Additionally, USCIS interpretations of EB-5 laws and regulations state that an investor must sustain the “at risk” nature of his or her investment with resulting job creation during the entire period of conditional permanent residency. Visa unavailability may significantly delay the period of an investor’s conditional permanent resident status and thus extend the time throughout which the investor must sustain the investment and created jobs. If invested funds are liquidated from the relevant enterprises or created jobs are lost before an investor’s conditions are removed, USCIS could deny removal of conditions. USCIS has issued draft policy suggesting that unexpected loss of jobs or liquidation of funds from the job creating enterprise after the requisite jobs have been created might not result in loss of benefits as long as the new commercial enterprise re-deploys the liquidated capital in other “at risk” investments, but the policy has not been finalized and lacks critical details. Re-deployment creates new risks of loss of the investment even if immigration benefits are retained.

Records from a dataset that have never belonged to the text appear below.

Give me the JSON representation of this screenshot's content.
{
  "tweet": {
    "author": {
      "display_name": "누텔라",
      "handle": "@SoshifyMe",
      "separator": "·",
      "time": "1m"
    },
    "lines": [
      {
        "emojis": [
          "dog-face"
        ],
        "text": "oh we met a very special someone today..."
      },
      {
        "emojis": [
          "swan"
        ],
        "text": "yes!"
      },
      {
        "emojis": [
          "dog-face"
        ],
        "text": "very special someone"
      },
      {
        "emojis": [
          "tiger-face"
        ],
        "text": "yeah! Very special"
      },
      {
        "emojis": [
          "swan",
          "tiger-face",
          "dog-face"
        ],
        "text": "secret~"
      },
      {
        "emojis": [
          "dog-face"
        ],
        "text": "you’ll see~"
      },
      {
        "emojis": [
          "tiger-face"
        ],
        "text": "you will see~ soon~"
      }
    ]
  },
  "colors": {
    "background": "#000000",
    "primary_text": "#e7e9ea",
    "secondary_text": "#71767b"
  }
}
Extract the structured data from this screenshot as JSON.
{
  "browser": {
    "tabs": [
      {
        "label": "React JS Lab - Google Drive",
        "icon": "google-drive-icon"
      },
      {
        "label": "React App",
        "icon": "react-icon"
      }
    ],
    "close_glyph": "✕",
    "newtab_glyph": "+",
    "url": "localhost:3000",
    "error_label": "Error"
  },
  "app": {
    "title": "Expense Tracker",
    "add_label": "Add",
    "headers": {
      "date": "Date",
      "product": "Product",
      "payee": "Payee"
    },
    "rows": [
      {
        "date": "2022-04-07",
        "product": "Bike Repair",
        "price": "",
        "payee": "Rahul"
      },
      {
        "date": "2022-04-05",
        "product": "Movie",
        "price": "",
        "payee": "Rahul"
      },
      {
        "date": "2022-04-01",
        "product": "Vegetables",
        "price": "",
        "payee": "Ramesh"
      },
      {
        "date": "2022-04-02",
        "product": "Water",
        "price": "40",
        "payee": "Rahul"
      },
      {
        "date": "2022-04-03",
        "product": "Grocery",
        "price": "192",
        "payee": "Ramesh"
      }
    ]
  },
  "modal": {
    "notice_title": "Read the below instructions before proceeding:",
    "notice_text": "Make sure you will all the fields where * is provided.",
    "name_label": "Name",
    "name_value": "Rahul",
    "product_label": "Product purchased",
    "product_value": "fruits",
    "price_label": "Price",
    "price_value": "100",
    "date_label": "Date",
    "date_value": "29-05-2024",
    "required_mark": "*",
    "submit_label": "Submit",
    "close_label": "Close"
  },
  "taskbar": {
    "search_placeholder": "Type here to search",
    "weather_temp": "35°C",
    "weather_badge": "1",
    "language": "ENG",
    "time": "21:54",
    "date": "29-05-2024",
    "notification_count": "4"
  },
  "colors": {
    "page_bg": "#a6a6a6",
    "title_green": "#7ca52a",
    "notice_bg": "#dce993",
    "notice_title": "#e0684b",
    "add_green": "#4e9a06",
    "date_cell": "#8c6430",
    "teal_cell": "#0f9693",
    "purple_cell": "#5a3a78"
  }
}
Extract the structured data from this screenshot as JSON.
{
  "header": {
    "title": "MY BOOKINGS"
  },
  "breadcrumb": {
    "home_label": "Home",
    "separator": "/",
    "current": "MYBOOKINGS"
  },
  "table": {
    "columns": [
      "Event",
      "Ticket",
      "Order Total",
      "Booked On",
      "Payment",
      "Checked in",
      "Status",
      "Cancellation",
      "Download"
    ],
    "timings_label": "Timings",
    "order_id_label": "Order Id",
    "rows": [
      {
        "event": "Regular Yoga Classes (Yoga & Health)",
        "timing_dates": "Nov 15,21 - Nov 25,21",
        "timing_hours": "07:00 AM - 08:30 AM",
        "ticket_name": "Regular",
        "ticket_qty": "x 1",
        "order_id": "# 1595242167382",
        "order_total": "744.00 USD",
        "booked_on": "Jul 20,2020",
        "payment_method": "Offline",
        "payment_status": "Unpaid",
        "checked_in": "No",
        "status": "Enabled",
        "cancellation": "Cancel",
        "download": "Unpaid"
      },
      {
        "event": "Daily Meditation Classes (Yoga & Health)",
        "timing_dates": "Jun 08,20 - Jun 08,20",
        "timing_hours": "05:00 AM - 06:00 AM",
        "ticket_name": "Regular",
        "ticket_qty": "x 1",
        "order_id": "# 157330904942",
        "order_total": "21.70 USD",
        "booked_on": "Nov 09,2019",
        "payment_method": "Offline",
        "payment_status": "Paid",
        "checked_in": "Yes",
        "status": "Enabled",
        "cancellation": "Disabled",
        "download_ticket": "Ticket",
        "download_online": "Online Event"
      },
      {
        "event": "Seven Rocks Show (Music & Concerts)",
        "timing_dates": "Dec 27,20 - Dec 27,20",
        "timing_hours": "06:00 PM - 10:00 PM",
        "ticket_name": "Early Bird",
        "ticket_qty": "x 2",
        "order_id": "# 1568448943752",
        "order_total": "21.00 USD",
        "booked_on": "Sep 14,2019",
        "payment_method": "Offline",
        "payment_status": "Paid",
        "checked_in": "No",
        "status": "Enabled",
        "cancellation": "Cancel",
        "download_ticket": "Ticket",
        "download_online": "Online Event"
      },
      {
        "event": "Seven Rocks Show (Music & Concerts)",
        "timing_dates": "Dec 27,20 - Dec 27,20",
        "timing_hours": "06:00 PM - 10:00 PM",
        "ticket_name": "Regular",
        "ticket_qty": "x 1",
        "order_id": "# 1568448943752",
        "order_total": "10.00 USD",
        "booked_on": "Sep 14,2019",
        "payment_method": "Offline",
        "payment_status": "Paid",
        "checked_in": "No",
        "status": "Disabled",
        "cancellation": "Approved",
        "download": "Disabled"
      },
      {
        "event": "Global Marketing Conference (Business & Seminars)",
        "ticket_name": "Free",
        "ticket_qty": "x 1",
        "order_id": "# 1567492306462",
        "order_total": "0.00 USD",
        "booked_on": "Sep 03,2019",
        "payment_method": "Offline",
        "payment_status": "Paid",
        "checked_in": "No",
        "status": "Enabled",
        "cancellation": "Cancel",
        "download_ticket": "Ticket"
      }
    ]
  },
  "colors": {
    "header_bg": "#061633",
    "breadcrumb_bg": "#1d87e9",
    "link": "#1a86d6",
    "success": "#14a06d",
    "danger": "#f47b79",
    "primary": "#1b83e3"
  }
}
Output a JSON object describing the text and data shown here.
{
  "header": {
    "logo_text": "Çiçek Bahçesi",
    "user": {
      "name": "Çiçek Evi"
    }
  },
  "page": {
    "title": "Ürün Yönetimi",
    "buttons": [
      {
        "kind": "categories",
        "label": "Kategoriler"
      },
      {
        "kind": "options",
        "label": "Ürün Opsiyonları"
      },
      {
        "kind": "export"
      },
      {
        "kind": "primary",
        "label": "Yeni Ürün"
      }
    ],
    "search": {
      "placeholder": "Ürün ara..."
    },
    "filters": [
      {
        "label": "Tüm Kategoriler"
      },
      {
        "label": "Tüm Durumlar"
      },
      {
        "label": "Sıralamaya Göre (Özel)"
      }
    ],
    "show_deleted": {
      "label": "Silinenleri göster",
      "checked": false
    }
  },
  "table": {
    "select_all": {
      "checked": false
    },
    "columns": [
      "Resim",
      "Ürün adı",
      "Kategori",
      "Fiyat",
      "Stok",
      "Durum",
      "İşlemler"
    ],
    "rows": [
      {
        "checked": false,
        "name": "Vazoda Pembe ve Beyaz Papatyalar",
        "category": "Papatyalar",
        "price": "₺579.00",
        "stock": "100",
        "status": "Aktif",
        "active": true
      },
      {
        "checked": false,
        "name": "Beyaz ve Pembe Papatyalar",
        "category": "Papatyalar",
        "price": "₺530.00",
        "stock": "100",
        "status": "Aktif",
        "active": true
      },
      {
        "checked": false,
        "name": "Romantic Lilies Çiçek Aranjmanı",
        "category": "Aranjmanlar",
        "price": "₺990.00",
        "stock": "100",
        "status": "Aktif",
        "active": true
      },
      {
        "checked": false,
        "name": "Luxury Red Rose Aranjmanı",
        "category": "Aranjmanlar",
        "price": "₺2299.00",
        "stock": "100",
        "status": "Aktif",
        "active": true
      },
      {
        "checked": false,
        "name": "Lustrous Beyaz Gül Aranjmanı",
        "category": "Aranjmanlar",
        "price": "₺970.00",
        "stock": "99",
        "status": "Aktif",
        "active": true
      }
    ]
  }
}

The wait for a visa number for an investor born in mainland China (and without an immigrating spouse born elsewhere) seems likely to be six years or more. Chinese investors seeking to benefit children older than age 16, or possibly even younger, might be sorely disappointed and might need to consider a different strategy.
Securities issuers need to disclose these age-out and eligibility risks to prospective EB-5 investors, who otherwise may be lulled into complacency by the Visa Bulletin that appears to reflect a two-year waiting period. And USCIS and congress need to take action to provide more protection of the reasonable expectations of today’s and yesterday’s investors and their children. Congress needs to change the law to provide more EB-5 visa numbers (such as by no longer counting family members against the cap; to protect the expectations of investors who already will have invested and filed petitions from ineligibility that otherwise could occur if the regional center program is not renewed; to lock in a child’s age under 21 at the time of filing an I-526 petition. Even without a change in law USCIS should improve and finalize its draft policy protecting investors from unreasonable implications of its current requirement to "sustain the investment"; and change regulations to allow adjudication of an EB-5 petition as filed, despite subsequent project changes, and allow investors to carry their place in the visa queue from that petition to any subsequent petition needed to cover any material changes.